Website and app data records
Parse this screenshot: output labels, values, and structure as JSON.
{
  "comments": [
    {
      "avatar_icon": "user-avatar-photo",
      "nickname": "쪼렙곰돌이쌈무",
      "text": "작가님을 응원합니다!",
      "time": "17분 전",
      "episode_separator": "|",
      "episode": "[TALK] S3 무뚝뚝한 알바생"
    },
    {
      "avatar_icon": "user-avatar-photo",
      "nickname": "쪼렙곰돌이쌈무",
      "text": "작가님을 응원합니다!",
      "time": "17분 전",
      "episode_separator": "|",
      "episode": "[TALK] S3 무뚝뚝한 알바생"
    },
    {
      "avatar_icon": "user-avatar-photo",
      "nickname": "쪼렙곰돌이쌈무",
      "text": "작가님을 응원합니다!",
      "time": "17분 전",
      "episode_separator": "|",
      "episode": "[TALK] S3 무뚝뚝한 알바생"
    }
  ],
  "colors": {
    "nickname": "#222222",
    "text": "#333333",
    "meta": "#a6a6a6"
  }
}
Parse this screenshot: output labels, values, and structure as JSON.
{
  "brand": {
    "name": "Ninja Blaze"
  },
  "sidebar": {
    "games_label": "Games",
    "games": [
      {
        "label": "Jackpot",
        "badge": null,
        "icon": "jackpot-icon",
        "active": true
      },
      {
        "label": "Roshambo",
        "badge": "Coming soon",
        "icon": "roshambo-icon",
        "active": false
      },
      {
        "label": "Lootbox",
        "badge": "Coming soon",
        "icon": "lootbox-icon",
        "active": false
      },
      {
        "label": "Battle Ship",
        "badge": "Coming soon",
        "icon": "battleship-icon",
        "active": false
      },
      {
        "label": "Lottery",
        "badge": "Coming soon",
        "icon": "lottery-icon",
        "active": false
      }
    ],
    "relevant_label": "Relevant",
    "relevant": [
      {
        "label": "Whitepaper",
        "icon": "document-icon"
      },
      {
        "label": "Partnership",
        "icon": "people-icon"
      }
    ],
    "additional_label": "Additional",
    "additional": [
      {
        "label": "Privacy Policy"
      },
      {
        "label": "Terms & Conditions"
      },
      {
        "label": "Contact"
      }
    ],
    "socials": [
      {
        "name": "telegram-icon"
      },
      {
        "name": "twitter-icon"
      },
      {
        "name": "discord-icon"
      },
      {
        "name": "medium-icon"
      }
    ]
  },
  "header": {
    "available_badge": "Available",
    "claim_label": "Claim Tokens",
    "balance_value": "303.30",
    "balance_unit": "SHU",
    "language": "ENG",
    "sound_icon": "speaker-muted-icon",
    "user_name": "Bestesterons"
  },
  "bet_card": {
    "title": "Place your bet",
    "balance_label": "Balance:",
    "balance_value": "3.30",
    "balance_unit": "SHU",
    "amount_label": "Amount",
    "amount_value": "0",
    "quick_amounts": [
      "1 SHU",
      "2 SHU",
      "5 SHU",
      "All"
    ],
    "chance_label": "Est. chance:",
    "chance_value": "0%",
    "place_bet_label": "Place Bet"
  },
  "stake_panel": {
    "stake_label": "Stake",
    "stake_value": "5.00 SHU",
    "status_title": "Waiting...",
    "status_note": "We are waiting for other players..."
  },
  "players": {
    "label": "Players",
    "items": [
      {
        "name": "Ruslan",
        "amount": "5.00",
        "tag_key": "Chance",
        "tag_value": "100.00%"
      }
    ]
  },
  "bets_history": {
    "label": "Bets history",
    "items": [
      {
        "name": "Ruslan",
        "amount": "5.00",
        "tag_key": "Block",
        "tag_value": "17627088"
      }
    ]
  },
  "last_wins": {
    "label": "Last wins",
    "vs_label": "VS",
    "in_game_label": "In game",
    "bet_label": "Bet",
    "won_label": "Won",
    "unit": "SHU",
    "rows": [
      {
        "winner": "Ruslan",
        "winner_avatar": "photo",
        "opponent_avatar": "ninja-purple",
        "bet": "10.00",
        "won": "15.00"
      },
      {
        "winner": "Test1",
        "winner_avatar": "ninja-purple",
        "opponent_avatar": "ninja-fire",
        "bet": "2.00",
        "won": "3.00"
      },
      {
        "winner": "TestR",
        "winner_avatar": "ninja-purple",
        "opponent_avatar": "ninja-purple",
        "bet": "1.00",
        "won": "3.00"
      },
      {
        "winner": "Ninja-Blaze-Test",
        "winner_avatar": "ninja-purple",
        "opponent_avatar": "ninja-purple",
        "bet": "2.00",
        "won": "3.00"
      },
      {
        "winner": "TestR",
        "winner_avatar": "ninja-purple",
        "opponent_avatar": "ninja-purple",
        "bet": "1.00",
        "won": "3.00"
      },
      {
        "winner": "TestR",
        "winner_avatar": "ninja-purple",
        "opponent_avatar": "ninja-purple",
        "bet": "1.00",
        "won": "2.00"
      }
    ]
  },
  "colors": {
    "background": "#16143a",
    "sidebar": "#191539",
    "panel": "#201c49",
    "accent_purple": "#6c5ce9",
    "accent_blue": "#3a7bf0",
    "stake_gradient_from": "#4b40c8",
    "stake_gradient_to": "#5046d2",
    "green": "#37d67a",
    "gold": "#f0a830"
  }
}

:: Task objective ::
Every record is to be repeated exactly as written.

:: Written solution ::
Parse this screenshot: output labels, values, and structure as JSON.
{
  "comments": [
    {
      "avatar_icon": "user-avatar-photo",
      "nickname": "쪼렙곰돌이쌈무",
      "text": "작가님을 응원합니다!",
      "time": "17분 전",
      "episode_separator": "|",
      "episode": "[TALK] S3 무뚝뚝한 알바생"
    },
    {
      "avatar_icon": "user-avatar-photo",
      "nickname": "쪼렙곰돌이쌈무",
      "text": "작가님을 응원합니다!",
      "time": "17분 전",
      "episode_separator": "|",
      "episode": "[TALK] S3 무뚝뚝한 알바생"
    },
    {
      "avatar_icon": "user-avatar-photo",
      "nickname": "쪼렙곰돌이쌈무",
      "text": "작가님을 응원합니다!",
      "time": "17분 전",
      "episode_separator": "|",
      "episode": "[TALK] S3 무뚝뚝한 알바생"
    }
  ],
  "colors": {
    "nickname": "#222222",
    "text": "#333333",
    "meta": "#a6a6a6"
  }
}
Parse this screenshot: output labels, values, and structure as JSON.
{
  "brand": {
    "name": "Ninja Blaze"
  },
  "sidebar": {
    "games_label": "Games",
    "games": [
      {
        "label": "Jackpot",
        "badge": null,
        "icon": "jackpot-icon",
        "active": true
      },
      {
        "label": "Roshambo",
        "badge": "Coming soon",
        "icon": "roshambo-icon",
        "active": false
      },
      {
        "label": "Lootbox",
        "badge": "Coming soon",
        "icon": "lootbox-icon",
        "active": false
      },
      {
        "label": "Battle Ship",
        "badge": "Coming soon",
        "icon": "battleship-icon",
        "active": false
      },
      {
        "label": "Lottery",
        "badge": "Coming soon",
        "icon": "lottery-icon",
        "active": false
      }
    ],
    "relevant_label": "Relevant",
    "relevant": [
      {
        "label": "Whitepaper",
        "icon": "document-icon"
      },
      {
        "label": "Partnership",
        "icon": "people-icon"
      }
    ],
    "additional_label": "Additional",
    "additional": [
      {
        "label": "Privacy Policy"
      },
      {
        "label": "Terms & Conditions"
      },
      {
        "label": "Contact"
      }
    ],
    "socials": [
      {
        "name": "telegram-icon"
      },
      {
        "name": "twitter-icon"
      },
      {
        "name": "discord-icon"
      },
      {
        "name": "medium-icon"
      }
    ]
  },
  "header": {
    "available_badge": "Available",
    "claim_label": "Claim Tokens",
    "balance_value": "303.30",
    "balance_unit": "SHU",
    "language": "ENG",
    "sound_icon": "speaker-muted-icon",
    "user_name": "Bestesterons"
  },
  "bet_card": {
    "title": "Place your bet",
    "balance_label": "Balance:",
    "balance_value": "3.30",
    "balance_unit": "SHU",
    "amount_label": "Amount",
    "amount_value": "0",
    "quick_amounts": [
      "1 SHU",
      "2 SHU",
      "5 SHU",
      "All"
    ],
    "chance_label": "Est. chance:",
    "chance_value": "0%",
    "place_bet_label": "Place Bet"
  },
  "stake_panel": {
    "stake_label": "Stake",
    "stake_value": "5.00 SHU",
    "status_title": "Waiting...",
    "status_note": "We are waiting for other players..."
  },
  "players": {
    "label": "Players",
    "items": [
      {
        "name": "Ruslan",
        "amount": "5.00",
        "tag_key": "Chance",
        "tag_value": "100.00%"
      }
    ]
  },
  "bets_history": {
    "label": "Bets history",
    "items": [
      {
        "name": "Ruslan",
        "amount": "5.00",
        "tag_key": "Block",
        "tag_value": "17627088"
      }
    ]
  },
  "last_wins": {
    "label": "Last wins",
    "vs_label": "VS",
    "in_game_label": "In game",
    "bet_label": "Bet",
    "won_label": "Won",
    "unit": "SHU",
    "rows": [
      {
        "winner": "Ruslan",
        "winner_avatar": "photo",
        "opponent_avatar": "ninja-purple",
        "bet": "10.00",
        "won": "15.00"
      },
      {
        "winner": "Test1",
        "winner_avatar": "ninja-purple",
        "opponent_avatar": "ninja-fire",
        "bet": "2.00",
        "won": "3.00"
      },
      {
        "winner": "TestR",
        "winner_avatar": "ninja-purple",
        "opponent_avatar": "ninja-purple",
        "bet": "1.00",
        "won": "3.00"
      },
      {
        "winner": "Ninja-Blaze-Test",
        "winner_avatar": "ninja-purple",
        "opponent_avatar": "ninja-purple",
        "bet": "2.00",
        "won": "3.00"
      },
      {
        "winner": "TestR",
        "winner_avatar": "ninja-purple",
        "opponent_avatar": "ninja-purple",
        "bet": "1.00",
        "won": "3.00"
      },
      {
        "winner": "TestR",
        "winner_avatar": "ninja-purple",
        "opponent_avatar": "ninja-purple",
        "bet": "1.00",
        "won": "2.00"
      }
    ]
  },
  "colors": {
    "background": "#16143a",
    "sidebar": "#191539",
    "panel": "#201c49",
    "accent_purple": "#6c5ce9",
    "accent_blue": "#3a7bf0",
    "stake_gradient_from": "#4b40c8",
    "stake_gradient_to": "#5046d2",
    "green": "#37d67a",
    "gold": "#f0a830"
  }
}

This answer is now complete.